* **Excerpts from an interface dataset**
__________________________________________________
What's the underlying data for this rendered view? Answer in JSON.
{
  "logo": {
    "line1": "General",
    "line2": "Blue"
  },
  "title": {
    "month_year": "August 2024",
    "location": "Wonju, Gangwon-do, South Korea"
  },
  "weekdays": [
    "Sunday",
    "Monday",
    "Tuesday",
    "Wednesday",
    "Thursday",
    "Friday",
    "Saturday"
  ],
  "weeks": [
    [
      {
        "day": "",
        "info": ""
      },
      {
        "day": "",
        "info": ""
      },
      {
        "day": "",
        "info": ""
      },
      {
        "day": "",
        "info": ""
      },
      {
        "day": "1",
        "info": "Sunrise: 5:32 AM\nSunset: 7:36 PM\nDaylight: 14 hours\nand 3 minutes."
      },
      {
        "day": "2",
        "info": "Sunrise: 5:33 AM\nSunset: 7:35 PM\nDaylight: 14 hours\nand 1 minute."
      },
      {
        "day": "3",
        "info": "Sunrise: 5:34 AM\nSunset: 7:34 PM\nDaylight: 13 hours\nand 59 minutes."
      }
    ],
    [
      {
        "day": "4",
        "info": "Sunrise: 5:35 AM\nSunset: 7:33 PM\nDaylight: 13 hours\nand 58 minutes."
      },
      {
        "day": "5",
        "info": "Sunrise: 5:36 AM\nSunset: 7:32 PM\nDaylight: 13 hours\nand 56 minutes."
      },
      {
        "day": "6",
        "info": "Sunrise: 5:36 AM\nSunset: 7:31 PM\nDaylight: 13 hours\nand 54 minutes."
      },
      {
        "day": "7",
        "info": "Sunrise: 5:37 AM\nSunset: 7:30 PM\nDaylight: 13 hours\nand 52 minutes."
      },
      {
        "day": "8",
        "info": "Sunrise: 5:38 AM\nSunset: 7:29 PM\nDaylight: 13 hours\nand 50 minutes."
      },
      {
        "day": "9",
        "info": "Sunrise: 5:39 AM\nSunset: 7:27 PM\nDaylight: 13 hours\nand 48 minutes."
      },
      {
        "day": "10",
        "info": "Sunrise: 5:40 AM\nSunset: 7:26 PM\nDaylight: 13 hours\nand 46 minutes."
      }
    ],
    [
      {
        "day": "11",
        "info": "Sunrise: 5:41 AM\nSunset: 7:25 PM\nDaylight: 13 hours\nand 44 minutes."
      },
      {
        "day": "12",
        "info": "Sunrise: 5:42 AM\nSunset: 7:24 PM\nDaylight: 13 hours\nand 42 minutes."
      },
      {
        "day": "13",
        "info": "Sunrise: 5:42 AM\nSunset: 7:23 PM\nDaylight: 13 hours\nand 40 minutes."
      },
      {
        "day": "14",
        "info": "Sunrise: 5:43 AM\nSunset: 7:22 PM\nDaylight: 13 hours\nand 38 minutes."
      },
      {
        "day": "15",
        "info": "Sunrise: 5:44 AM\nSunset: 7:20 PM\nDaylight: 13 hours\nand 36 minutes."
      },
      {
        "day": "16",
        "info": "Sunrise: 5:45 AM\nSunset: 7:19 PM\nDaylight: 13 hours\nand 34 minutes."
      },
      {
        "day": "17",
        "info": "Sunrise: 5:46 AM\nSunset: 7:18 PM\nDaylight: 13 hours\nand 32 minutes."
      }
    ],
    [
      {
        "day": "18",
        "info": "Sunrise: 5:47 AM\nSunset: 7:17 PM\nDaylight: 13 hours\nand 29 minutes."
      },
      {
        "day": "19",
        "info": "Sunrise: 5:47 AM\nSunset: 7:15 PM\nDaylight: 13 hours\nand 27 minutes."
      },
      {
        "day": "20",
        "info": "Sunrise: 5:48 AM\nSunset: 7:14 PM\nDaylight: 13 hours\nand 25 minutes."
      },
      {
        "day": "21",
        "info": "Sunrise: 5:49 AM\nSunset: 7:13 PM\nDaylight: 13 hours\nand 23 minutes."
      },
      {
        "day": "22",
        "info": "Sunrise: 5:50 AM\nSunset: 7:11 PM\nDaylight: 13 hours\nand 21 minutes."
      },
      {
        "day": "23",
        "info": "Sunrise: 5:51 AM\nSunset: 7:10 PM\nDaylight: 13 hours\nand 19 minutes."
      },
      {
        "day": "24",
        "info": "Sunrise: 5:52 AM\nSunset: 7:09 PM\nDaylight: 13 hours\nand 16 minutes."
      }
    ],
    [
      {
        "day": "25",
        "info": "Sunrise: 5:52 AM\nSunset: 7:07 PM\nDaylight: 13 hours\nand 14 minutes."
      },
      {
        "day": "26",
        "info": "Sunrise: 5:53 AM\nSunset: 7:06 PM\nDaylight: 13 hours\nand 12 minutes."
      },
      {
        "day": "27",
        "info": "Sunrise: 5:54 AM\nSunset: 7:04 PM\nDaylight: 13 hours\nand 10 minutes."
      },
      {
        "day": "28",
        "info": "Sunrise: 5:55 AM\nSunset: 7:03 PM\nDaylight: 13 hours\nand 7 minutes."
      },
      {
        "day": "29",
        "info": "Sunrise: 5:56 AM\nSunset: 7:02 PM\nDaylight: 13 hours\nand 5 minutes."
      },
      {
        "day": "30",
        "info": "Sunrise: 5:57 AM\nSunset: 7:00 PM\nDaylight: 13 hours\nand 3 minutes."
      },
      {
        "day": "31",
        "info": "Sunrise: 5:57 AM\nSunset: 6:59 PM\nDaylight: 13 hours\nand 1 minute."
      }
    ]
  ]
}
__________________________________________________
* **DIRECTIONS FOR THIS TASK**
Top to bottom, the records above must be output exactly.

* **OUTPUT OF THE EXERCISE**
What's the underlying data for this rendered view? Answer in JSON.
{
  "logo": {
    "line1": "General",
    "line2": "Blue"
  },
  "title": {
    "month_year": "August 2024",
    "location": "Wonju, Gangwon-do, South Korea"
  },
  "weekdays": [
    "Sunday",
    "Monday",
    "Tuesday",
    "Wednesday",
    "Thursday",
    "Friday",
    "Saturday"
  ],
  "weeks": [
    [
      {
        "day": "",
        "info": ""
      },
      {
        "day": "",
        "info": ""
      },
      {
        "day": "",
        "info": ""
      },
      {
        "day": "",
        "info": ""
      },
      {
        "day": "1",
        "info": "Sunrise: 5:32 AM\nSunset: 7:36 PM\nDaylight: 14 hours\nand 3 minutes."
      },
      {
        "day": "2",
        "info": "Sunrise: 5:33 AM\nSunset: 7:35 PM\nDaylight: 14 hours\nand 1 minute."
      },
      {
        "day": "3",
        "info": "Sunrise: 5:34 AM\nSunset: 7:34 PM\nDaylight: 13 hours\nand 59 minutes."
      }
    ],
    [
      {
        "day": "4",
        "info": "Sunrise: 5:35 AM\nSunset: 7:33 PM\nDaylight: 13 hours\nand 58 minutes."
      },
      {
        "day": "5",
        "info": "Sunrise: 5:36 AM\nSunset: 7:32 PM\nDaylight: 13 hours\nand 56 minutes."
      },
      {
        "day": "6",
        "info": "Sunrise: 5:36 AM\nSunset: 7:31 PM\nDaylight: 13 hours\nand 54 minutes."
      },
      {
        "day": "7",
        "info": "Sunrise: 5:37 AM\nSunset: 7:30 PM\nDaylight: 13 hours\nand 52 minutes."
      },
      {
        "day": "8",
        "info": "Sunrise: 5:38 AM\nSunset: 7:29 PM\nDaylight: 13 hours\nand 50 minutes."
      },
      {
        "day": "9",
        "info": "Sunrise: 5:39 AM\nSunset: 7:27 PM\nDaylight: 13 hours\nand 48 minutes."
      },
      {
        "day": "10",
        "info": "Sunrise: 5:40 AM\nSunset: 7:26 PM\nDaylight: 13 hours\nand 46 minutes."
      }
    ],
    [
      {
        "day": "11",
        "info": "Sunrise: 5:41 AM\nSunset: 7:25 PM\nDaylight: 13 hours\nand 44 minutes."
      },
      {
        "day": "12",
        "info": "Sunrise: 5:42 AM\nSunset: 7:24 PM\nDaylight: 13 hours\nand 42 minutes."
      },
      {
        "day": "13",
        "info": "Sunrise: 5:42 AM\nSunset: 7:23 PM\nDaylight: 13 hours\nand 40 minutes."
      },
      {
        "day": "14",
        "info": "Sunrise: 5:43 AM\nSunset: 7:22 PM\nDaylight: 13 hours\nand 38 minutes."
      },
      {
        "day": "15",
        "info": "Sunrise: 5:44 AM\nSunset: 7:20 PM\nDaylight: 13 hours\nand 36 minutes."
      },
      {
        "day": "16",
        "info": "Sunrise: 5:45 AM\nSunset: 7:19 PM\nDaylight: 13 hours\nand 34 minutes."
      },
      {
        "day": "17",
        "info": "Sunrise: 5:46 AM\nSunset: 7:18 PM\nDaylight: 13 hours\nand 32 minutes."
      }
    ],
    [
      {
        "day": "18",
        "info": "Sunrise: 5:47 AM\nSunset: 7:17 PM\nDaylight: 13 hours\nand 29 minutes."
      },
      {
        "day": "19",
        "info": "Sunrise: 5:47 AM\nSunset: 7:15 PM\nDaylight: 13 hours\nand 27 minutes."
      },
      {
        "day": "20",
        "info": "Sunrise: 5:48 AM\nSunset: 7:14 PM\nDaylight: 13 hours\nand 25 minutes."
      },
      {
        "day": "21",
        "info": "Sunrise: 5:49 AM\nSunset: 7:13 PM\nDaylight: 13 hours\nand 23 minutes."
      },
      {
        "day": "22",
        "info": "Sunrise: 5:50 AM\nSunset: 7:11 PM\nDaylight: 13 hours\nand 21 minutes."
      },
      {
        "day": "23",
        "info": "Sunrise: 5:51 AM\nSunset: 7:10 PM\nDaylight: 13 hours\nand 19 minutes."
      },
      {
        "day": "24",
        "info": "Sunrise: 5:52 AM\nSunset: 7:09 PM\nDaylight: 13 hours\nand 16 minutes."
      }
    ],
    [
      {
        "day": "25",
        "info": "Sunrise: 5:52 AM\nSunset: 7:07 PM\nDaylight: 13 hours\nand 14 minutes."
      },
      {
        "day": "26",
        "info": "Sunrise: 5:53 AM\nSunset: 7:06 PM\nDaylight: 13 hours\nand 12 minutes."
      },
      {
        "day": "27",
        "info": "Sunrise: 5:54 AM\nSunset: 7:04 PM\nDaylight: 13 hours\nand 10 minutes."
      },
      {
        "day": "28",
        "info": "Sunrise: 5:55 AM\nSunset: 7:03 PM\nDaylight: 13 hours\nand 7 minutes."
      },
      {
        "day": "29",
        "info": "Sunrise: 5:56 AM\nSunset: 7:02 PM\nDaylight: 13 hours\nand 5 minutes."
      },
      {
        "day": "30",
        "info": "Sunrise: 5:57 AM\nSunset: 7:00 PM\nDaylight: 13 hours\nand 3 minutes."
      },
      {
        "day": "31",
        "info": "Sunrise: 5:57 AM\nSunset: 6:59 PM\nDaylight: 13 hours\nand 1 minute."
      }
    ]
  ]
}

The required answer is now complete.